Cancer Res
.
1993
;
53
:
2212
-2216.
41
Xu C, Meikrantz W, Schlegel R, Sager R. The human papilloma virus 16E6 gene sensitizes human mammary epithelial cells to apoptosis induced by DNA damage.
Proc Natl Acad Sci U S A
.
1995
;
92
:
7829
-7833.
42
Jost CA, Marin MC, Kaelin WG Jr. p73 is a simian [correction of human] p53-related protein that can induce apoptosis.
Nature
.
1997
;
389
:
191
-194.
43
Irwin M, Marin MC, Phillips AC, et al. Role for the p53 homologue p73 in E2F-1-induced apoptosis.

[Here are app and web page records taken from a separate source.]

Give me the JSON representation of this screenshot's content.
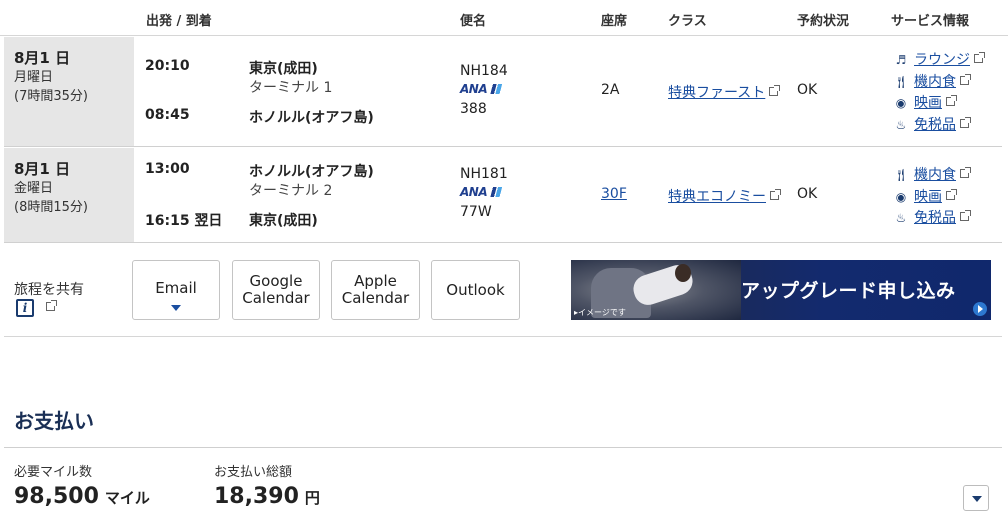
{
  "header": {
    "departure_arrival": "出発 / 到着",
    "flight_name": "便名",
    "seat": "座席",
    "class": "クラス",
    "reservation_status": "予約状況",
    "service_info": "サービス情報"
  },
  "flights": [
    {
      "date": "8月1 日",
      "weekday": "月曜日",
      "duration": "(7時間35分)",
      "dep_time": "20:10",
      "dep_place": "東京(成田)",
      "dep_terminal": "ターミナル 1",
      "arr_time": "08:45",
      "arr_place": "ホノルル(オアフ島)",
      "flight_no": "NH184",
      "airline_logo": "ANA",
      "aircraft": "388",
      "seat": "2A",
      "class": "特典ファースト",
      "status": "OK",
      "services": [
        {
          "icon": "lounge-icon",
          "label": "ラウンジ"
        },
        {
          "icon": "meal-icon",
          "label": "機内食"
        },
        {
          "icon": "movie-icon",
          "label": "映画"
        },
        {
          "icon": "duty-free-icon",
          "label": "免税品"
        }
      ]
    },
    {
      "date": "8月1 日",
      "weekday": "金曜日",
      "duration": "(8時間15分)",
      "dep_time": "13:00",
      "dep_place": "ホノルル(オアフ島)",
      "dep_terminal": "ターミナル 2",
      "arr_time": "16:15 翌日",
      "arr_place": "東京(成田)",
      "flight_no": "NH181",
      "airline_logo": "ANA",
      "aircraft": "77W",
      "seat": "30F",
      "class": "特典エコノミー",
      "status": "OK",
      "services": [
        {
          "icon": "meal-icon",
          "label": "機内食"
        },
        {
          "icon": "movie-icon",
          "label": "映画"
        },
        {
          "icon": "duty-free-icon",
          "label": "免税品"
        }
      ]
    }
  ],
  "share": {
    "label": "旅程を共有",
    "email": "Email",
    "google_calendar_line1": "Google",
    "google_calendar_line2": "Calendar",
    "apple_calendar_line1": "Apple",
    "apple_calendar_line2": "Calendar",
    "outlook": "Outlook"
  },
  "banner": {
    "title": "アップグレード申し込み",
    "note": "▸イメージです"
  },
  "payment": {
    "title": "お支払い",
    "miles_label": "必要マイル数",
    "miles_value": "98,500",
    "miles_unit": "マイル",
    "total_label": "お支払い総額",
    "total_value": "18,390",
    "total_unit": "円"
  },
  "colors": {
    "link": "#1a4ea0",
    "date_cell_bg": "#e6e6e6",
    "banner_bg": "#132a6e",
    "heading": "#1a2f55"
  }
}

Nature
.
2000
;
407
:
645
-648.
44
Gong JG, Costanzo A, Yang HQ, et al. The tyrosine kinase c-Abl regulates p73 in apoptotic response to cisplatin-induced DNA damage.
Nature

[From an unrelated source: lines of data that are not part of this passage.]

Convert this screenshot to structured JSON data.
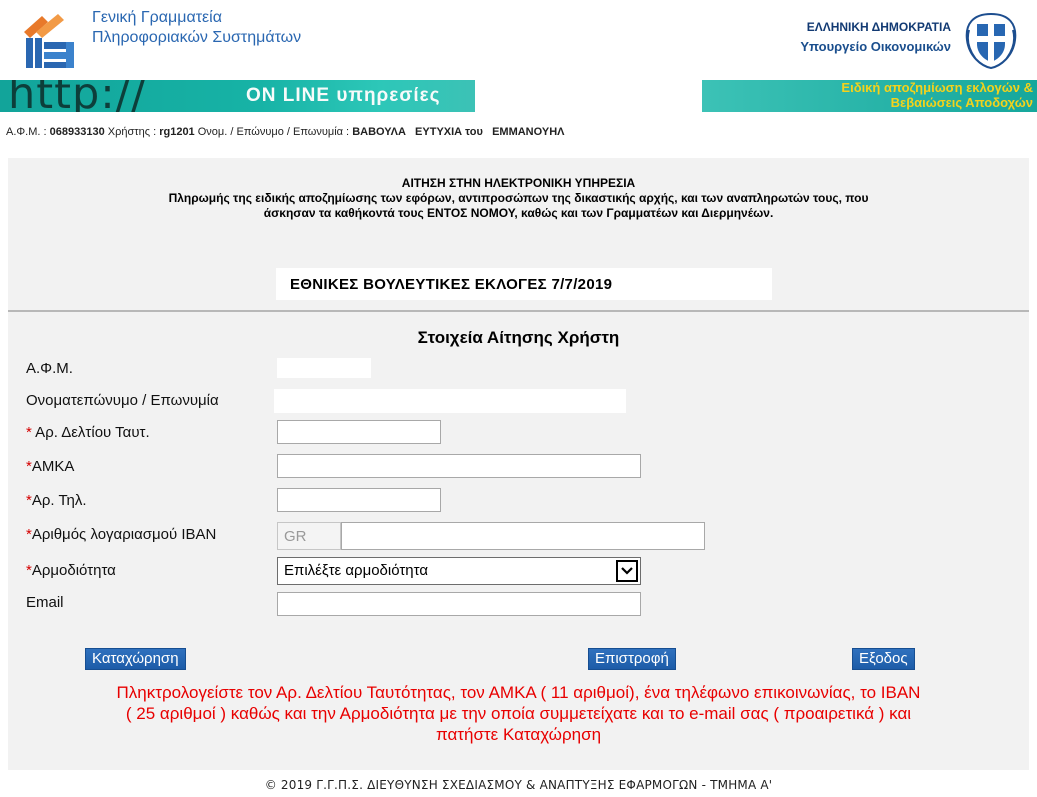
{
  "header": {
    "gsis_line1": "Γενική Γραμματεία",
    "gsis_line2": "Πληροφοριακών Συστημάτων",
    "gr_line1": "ΕΛΛΗΝΙΚΗ ΔΗΜΟΚΡΑΤΙΑ",
    "gr_line2": "Υπουργείο Οικονομικών"
  },
  "banner": {
    "http_text": "http://",
    "online_text": "ON LINE υπηρεσίες",
    "right_line1": "Ειδική αποζημίωση εκλογών &",
    "right_line2": "Βεβαιώσεις Αποδοχών",
    "colors": {
      "bar": "#17b3a6",
      "accent_text": "#f4d21b"
    }
  },
  "userinfo": {
    "afm_label": "Α.Φ.Μ. :",
    "afm_value": "068933130",
    "user_label": "Χρήστης :",
    "user_value": "rg1201",
    "name_label": "Ονομ. / Επώνυμο / Επωνυμία :",
    "name_value": "ΒΑΒΟΥΛΑ   ΕΥΤΥΧΙΑ του   ΕΜΜΑΝΟΥΗΛ"
  },
  "app_header": {
    "line1": "ΑΙΤΗΣΗ ΣΤΗΝ ΗΛΕΚΤΡΟΝΙΚΗ ΥΠΗΡΕΣΙΑ",
    "line2": "Πληρωμής της ειδικής αποζημίωσης των εφόρων, αντιπροσώπων της δικαστικής αρχής, και των αναπληρωτών τους, που",
    "line3": "άσκησαν τα καθήκοντά τους ΕΝΤΟΣ ΝΟΜΟΥ, καθώς και των Γραμματέων και Διερμηνέων."
  },
  "election_title": "ΕΘΝΙΚΕΣ ΒΟΥΛΕΥΤΙΚΕΣ ΕΚΛΟΓΕΣ 7/7/2019",
  "form": {
    "section_title": "Στοιχεία Αίτησης Χρήστη",
    "required_mark": "*",
    "fields": {
      "afm_label": "Α.Φ.Μ.",
      "name_label": "Ονοματεπώνυμο / Επωνυμία",
      "id_label": " Αρ. Δελτίου Ταυτ.",
      "amka_label": "ΑΜΚΑ",
      "phone_label": "Αρ. Τηλ.",
      "iban_label": "Αριθμός λογαριασμού IBAN",
      "iban_prefix": "GR",
      "authority_label": "Αρμοδιότητα",
      "authority_selected": "Επιλέξτε αρμοδιότητα",
      "email_label": "Email"
    }
  },
  "buttons": {
    "submit": "Καταχώρηση",
    "back": "Επιστροφή",
    "exit": "Εξοδος"
  },
  "instructions": {
    "line1": "Πληκτρολογείστε τον Αρ. Δελτίου Ταυτότητας, τον ΑΜΚΑ ( 11 αριθμοί), ένα τηλέφωνο επικοινωνίας, το IBAN",
    "line2": "( 25 αριθμοί ) καθώς και την Αρμοδιότητα με την οποία συμμετείχατε και το e-mail σας ( προαιρετικά ) και",
    "line3": "πατήστε Καταχώρηση"
  },
  "footer": "© 2019 Γ.Γ.Π.Σ. ΔΙΕΥΘΥΝΣΗ ΣΧΕΔΙΑΣΜΟΥ & ΑΝΑΠΤΥΞΗΣ ΕΦΑΡΜΟΓΩΝ - ΤΜΗΜΑ Α'"
}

.
1999
;
399
:
806
-809.
45
Zhang H, Somasundaram K, Peng Y, et al. BRCA1 physically associates with p53 and stimulates its transcriptional activity.
Oncogene

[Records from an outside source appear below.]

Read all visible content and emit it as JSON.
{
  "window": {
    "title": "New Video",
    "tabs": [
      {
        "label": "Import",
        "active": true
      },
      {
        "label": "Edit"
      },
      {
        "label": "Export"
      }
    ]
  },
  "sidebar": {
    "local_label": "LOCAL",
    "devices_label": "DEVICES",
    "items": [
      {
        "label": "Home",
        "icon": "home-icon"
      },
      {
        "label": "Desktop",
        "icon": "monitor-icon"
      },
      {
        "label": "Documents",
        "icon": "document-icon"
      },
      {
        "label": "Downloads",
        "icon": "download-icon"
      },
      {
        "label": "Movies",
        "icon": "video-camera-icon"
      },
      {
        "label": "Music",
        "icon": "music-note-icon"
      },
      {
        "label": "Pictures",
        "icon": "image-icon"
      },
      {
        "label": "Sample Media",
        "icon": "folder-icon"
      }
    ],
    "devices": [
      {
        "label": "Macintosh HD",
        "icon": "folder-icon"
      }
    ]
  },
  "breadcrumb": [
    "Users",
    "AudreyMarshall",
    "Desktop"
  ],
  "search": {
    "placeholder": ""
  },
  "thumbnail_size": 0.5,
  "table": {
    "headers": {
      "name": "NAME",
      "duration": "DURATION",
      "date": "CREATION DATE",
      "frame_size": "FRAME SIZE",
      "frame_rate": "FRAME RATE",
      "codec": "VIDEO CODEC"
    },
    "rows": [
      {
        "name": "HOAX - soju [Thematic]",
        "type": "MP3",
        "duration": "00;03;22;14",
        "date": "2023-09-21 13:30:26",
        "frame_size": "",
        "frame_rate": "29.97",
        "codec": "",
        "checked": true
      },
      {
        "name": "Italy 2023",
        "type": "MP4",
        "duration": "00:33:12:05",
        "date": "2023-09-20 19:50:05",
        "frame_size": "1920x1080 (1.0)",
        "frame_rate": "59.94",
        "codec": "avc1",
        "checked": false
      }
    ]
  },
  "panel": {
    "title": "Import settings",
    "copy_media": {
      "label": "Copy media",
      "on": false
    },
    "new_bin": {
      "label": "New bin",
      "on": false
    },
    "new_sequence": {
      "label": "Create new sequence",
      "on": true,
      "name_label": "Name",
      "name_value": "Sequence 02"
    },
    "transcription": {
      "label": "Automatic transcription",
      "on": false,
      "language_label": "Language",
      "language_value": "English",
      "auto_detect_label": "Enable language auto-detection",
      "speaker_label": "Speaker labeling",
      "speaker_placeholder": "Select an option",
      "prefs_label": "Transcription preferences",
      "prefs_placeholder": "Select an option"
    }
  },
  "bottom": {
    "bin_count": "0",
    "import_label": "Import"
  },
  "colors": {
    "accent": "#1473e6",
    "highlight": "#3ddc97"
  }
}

.
1998
;
16
:
1713
-1721.
46
Chai YL, Cui J, Shao N, Shyam E, Reddy P, Rao VN. The second BRCT domain of BRCA1 proteins interacts with p53 and stimulates transcription from the p21WAF1/CIP1 promoter.
Oncogene
.
1999
;
18
:
263
-268.
47
Connor F, Bertwistle D, Mee PJ, et al. Tumorigenesis and a DNA repair defect in mice with a truncating Brca2 mutation.
Nat Genet
.
1997
;
17
:
423
-430.
48
Marmorstein LY, Ouchi T, Aaronson SA. The BRCA2 gene product functionally interacts with p53 and RAD51.
Proc Natl Acad Sci U S A
.
1998
;
95
:
13869
-13874.
49
Pang Q, Keeble W, Christianson TA, Faulkner GR, Bagby GC. FANCC interacts with Hsp70 to protect hematopoietic cells from IFN-gamma/TNF-alpha-mediated cytotoxicity.
Embo J
.
2001
;
20
:
4478
-4489
50
Werness BA, Levine AJ, Howley PM. Association of human papillomavirus types 16 and 18 E6 proteins with p53.
Science
.
1990
;
248
:
76
-79.
51
Crook T, Wrede D, Tidy J, Scholefield J, Crawford L, Vousden KH. Status of c-myc, p53 and retinoblastoma genes in human papillomavirus positive and negative squamous cell carcinomas of the anus.
Oncogene
.
1991
;
6
:
1251
-1257.
52
Balz V, Scheckenbach K, Gotte K, Bockmuhl U, Petersen I, Bier H. Is the p53 inactivation frequency in squamous cell carcinomas of the head and neck underestimated? Analysis of p53 exons 2-11 and human papillomavirus 16/18 E6 transcripts in 123 unselected tumor specimens.
Cancer Res
.
2003
;
63
:
1188
-1191.
53
Scheffner M, Munger K, Byrne JC, Howley PM. The state of the p53 and retinoblastoma genes in human cervical carcinoma cell lines.
Proc Natl Acad Sci U S A
.
1991
;
88
:
5523
-5527.
54
Mao EJ, Schwartz SM, Daling JR, Oda D, Tickman L, Beckmann AM. Human papilloma viruses and p53 mutations in normal pre-malignant and malignant oral epithelia.
Int J Cancer
.
1996
;
69
:
152
-158.